Over the past few days, I’ve seen a number of social media posts about a website called “True People Search.” Everyone seemed alarmed about the accuracy of the information it contained, which tripped a trigger and made me suddenly think of Mitch. Feeling encouraged, I hopped onto the website, typed in his full name and finally tracked him down.

He died in a car accident 17 years ago, a couple of months after I graduated. According to his obituary, he left behind a domestic partner of three years (a fairly progressive thing to include back then), so hopefully he was happy. I told a friend of mine about this, who immediately asked if he’d been drinking, thereby causing the accident. It’s a valid question. I don’t know the answer. But I knew him as a sober individual, and since the intimate details of his death are not available, that is the way I will remember him.

I’m trying not to feel guilty about not finding him sooner, especially since the resources to do so simply didn’t exist at the time.
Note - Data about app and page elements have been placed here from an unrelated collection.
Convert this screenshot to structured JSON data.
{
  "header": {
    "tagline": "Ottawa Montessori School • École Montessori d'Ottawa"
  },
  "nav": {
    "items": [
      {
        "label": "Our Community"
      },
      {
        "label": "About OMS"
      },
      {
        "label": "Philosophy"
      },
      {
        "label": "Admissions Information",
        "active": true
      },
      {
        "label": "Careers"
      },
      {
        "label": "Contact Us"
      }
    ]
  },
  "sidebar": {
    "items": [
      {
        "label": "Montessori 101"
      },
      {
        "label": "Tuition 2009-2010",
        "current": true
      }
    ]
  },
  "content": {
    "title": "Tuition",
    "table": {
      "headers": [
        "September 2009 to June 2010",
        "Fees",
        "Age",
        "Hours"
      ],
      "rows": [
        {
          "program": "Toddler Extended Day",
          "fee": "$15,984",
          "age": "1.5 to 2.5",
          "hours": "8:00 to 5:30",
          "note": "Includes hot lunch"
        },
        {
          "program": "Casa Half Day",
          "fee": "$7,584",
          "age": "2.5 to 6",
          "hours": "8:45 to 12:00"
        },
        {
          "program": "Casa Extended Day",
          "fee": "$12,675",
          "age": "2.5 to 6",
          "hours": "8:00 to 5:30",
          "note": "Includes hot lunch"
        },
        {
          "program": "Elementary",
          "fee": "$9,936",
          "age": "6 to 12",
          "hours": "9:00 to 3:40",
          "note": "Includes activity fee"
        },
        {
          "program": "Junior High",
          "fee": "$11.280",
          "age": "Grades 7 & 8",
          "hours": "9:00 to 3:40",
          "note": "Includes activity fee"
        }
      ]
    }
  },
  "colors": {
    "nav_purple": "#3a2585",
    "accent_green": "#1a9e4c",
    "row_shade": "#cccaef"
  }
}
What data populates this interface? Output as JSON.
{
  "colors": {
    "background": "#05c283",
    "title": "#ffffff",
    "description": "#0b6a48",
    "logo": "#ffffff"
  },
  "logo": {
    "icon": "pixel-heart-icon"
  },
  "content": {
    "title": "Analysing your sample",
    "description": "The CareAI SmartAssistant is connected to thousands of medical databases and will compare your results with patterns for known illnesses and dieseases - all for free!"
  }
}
And I’m trying not to put undue energy into wishing that I could have introduced him to grown-up, sober me, or maybe even seen if there were any sparks left over from liaisons two decades old. Regardless, I will use the sparks I do have to light a candle for him, and I will thank him for being a good influence when I didn’t yet know who I was.

I really think he would’ve liked who I turned out to be.

How I wish you’d lift the phone,
Fun is fun – but not alone,
‘Til you let me hold you tight,
Same old Saturday night.